Distinct injury responsive regulatory T cells identified by multi-dimensional phenotyping
Guo et al. Front Immunol (2022)
Imbalances in regulatory T cells (Tregs) can predispose people to secondary infections or inflammation-mediated complications following severe injury. Researchers in the Lederer Lab at Brigham and Women’s Hospital and Harvard Medical School previously identified a distinct subtype of Tregs that are activated in response to injury, identified by high expression of the marker CD44 (CD44high Tregs). Here, the team used mass cytometry in combination with RNA sequencing and TCR repertoire analytical methods to characterize injury responsive Treg subsets in mice to understand how this balance is changed by injury.

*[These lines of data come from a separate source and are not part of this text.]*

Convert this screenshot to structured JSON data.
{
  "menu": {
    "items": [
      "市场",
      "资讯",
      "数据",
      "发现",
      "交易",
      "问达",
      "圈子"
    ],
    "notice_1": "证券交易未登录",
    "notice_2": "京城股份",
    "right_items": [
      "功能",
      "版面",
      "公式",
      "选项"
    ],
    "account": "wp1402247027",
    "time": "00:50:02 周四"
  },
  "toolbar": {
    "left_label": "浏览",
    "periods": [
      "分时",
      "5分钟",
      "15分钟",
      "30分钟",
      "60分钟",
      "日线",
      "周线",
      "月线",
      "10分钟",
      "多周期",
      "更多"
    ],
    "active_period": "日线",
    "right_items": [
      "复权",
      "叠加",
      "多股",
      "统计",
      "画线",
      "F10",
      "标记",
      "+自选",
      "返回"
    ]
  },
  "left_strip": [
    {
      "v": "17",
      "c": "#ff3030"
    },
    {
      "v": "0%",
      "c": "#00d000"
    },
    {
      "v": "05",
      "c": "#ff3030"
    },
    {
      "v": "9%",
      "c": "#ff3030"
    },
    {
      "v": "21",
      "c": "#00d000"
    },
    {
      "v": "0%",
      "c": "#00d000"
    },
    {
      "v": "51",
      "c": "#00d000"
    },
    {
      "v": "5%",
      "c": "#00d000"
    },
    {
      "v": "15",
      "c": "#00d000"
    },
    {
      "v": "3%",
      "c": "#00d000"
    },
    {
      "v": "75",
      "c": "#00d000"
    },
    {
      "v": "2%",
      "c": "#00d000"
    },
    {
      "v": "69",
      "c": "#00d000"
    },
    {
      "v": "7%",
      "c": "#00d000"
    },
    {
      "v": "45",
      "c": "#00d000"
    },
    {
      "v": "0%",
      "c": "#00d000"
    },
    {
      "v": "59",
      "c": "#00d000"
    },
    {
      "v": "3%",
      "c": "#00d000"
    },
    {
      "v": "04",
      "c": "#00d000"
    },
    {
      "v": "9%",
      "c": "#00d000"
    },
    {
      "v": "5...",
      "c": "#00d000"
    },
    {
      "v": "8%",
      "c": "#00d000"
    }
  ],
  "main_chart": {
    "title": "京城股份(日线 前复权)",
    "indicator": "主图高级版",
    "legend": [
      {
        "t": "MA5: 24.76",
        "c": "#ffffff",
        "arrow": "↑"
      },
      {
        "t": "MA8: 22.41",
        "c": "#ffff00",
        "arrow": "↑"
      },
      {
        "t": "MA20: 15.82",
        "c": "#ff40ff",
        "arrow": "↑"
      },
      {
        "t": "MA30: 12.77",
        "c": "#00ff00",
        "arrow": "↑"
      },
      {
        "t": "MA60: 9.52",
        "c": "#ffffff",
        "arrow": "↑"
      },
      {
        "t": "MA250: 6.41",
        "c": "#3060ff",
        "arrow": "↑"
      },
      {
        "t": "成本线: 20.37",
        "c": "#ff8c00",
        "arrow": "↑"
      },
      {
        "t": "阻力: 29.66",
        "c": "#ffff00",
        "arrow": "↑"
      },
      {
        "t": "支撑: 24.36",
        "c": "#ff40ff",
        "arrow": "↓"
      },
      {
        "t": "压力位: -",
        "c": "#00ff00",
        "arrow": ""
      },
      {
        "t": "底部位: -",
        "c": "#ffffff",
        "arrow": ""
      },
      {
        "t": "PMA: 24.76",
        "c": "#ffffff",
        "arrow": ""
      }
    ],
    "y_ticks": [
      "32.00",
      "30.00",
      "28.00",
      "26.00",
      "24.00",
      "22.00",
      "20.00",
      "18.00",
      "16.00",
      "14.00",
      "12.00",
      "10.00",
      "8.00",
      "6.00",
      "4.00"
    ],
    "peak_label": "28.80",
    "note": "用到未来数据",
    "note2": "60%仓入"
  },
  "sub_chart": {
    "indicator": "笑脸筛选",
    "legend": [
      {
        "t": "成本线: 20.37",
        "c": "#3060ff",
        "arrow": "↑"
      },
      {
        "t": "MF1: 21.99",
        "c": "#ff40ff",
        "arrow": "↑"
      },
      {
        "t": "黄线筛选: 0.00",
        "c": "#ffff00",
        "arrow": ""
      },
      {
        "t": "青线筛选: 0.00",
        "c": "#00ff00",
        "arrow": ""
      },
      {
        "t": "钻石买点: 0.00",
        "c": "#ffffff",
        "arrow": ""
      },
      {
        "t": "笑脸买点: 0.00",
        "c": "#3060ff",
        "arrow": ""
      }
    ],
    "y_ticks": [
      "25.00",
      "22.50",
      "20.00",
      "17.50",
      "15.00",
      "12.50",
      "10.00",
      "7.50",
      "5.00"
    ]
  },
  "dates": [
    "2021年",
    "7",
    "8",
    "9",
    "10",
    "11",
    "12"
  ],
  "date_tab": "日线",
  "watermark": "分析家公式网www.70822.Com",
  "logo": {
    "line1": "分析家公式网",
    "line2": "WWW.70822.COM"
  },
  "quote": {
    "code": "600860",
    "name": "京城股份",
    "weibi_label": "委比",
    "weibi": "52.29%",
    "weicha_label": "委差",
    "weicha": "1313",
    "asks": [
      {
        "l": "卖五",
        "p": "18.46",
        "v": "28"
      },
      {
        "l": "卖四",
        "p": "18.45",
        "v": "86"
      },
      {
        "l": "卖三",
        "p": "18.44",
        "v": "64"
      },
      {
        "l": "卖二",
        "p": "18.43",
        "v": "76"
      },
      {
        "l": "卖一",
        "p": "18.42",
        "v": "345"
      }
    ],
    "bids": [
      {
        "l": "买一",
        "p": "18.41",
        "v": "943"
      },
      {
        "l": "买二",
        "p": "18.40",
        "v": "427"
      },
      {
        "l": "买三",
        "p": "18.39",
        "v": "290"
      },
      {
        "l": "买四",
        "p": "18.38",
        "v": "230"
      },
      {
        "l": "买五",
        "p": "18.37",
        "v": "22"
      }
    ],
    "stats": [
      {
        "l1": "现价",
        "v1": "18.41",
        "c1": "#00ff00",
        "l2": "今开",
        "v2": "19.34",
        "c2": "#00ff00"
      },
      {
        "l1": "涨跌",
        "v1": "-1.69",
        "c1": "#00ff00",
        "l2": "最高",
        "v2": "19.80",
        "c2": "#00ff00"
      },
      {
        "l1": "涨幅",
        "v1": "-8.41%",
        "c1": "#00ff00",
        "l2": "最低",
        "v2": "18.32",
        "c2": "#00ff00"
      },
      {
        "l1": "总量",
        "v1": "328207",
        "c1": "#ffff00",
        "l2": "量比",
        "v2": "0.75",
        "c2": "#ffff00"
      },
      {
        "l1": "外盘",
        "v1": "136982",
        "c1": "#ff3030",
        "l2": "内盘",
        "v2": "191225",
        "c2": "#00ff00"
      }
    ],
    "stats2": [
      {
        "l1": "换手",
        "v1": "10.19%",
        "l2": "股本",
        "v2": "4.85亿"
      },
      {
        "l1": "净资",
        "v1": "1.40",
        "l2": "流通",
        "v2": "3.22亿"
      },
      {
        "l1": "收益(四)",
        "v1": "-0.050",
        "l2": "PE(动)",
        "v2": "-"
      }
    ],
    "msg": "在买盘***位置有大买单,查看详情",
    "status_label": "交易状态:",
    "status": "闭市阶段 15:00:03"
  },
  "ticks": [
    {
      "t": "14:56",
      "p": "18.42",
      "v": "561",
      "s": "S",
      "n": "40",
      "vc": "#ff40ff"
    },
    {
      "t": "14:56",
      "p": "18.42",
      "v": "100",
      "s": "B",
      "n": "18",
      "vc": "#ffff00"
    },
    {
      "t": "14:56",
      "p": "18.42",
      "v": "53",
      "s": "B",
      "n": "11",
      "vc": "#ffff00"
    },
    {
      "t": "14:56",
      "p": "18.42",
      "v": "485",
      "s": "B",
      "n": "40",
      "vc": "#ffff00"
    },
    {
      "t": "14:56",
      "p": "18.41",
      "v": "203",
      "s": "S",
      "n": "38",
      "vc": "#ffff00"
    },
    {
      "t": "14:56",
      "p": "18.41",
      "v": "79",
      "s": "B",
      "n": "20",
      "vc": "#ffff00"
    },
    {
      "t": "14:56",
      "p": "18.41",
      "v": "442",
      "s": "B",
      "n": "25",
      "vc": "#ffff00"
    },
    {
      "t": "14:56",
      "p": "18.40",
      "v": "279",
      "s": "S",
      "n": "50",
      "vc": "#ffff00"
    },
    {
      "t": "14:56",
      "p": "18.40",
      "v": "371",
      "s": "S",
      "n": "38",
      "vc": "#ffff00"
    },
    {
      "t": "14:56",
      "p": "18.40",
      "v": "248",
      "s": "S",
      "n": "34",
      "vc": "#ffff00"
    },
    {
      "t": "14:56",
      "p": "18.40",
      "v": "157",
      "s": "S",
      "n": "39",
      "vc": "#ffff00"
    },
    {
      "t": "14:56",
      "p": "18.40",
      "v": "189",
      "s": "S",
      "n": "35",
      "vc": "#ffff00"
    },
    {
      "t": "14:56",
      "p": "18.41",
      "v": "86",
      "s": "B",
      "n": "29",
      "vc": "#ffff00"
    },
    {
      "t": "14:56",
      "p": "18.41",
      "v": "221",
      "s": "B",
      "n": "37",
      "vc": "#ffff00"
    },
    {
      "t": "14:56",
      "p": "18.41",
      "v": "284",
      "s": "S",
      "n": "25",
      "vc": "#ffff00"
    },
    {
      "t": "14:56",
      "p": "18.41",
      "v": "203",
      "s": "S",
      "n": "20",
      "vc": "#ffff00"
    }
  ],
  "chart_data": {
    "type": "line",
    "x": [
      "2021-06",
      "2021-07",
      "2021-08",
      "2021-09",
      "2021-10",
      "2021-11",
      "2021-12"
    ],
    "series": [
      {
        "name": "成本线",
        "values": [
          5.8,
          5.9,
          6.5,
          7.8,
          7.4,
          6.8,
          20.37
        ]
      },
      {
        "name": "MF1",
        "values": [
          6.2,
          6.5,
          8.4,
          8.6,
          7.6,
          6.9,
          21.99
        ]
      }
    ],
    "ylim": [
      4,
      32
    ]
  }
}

RNA sequencing identified unique gene signatures of CD44high Tregs, including genes associated with cell migration and trafficking to sites of inflammation. TCR repertoire analysis also showed that injury increased the diversity of CD44high Tregs more than other Treg subsets. The group then used a 39-marker mass cytometry panel to validate these gene signatures at the protein level. In support of their findings, unsupervised analysis of the mass cytometry data identified two clusters corresponding to the CD44high and CD44low Treg subsets, with only the CD44high Treg cluster increasing in abundance 7 days after injury.
Using a multi-platform approach, the group was able to answer their research hypothesis in an unbiased manner. Further, by identifying and validating the differential expression of protein markers on CD44high Tregs using mass cytometry, the researchers may have identified targets for fine-tuning the balance of these populations to guide patients safely through recovery from injury.
Reference citation: Guo F, Hancock B, Griffith A, Lin H, Howard K, Keegan J, Zhang F, Chicoine A, Cahill L, Ng J and Lederer J. 2022. Distinct Injury Responsive Regulatory T Cells Identified by Multi-Dimensional Phenotyping. Front. Immunol. 13:833100. doi: 10.3389/fimmu.2022.833100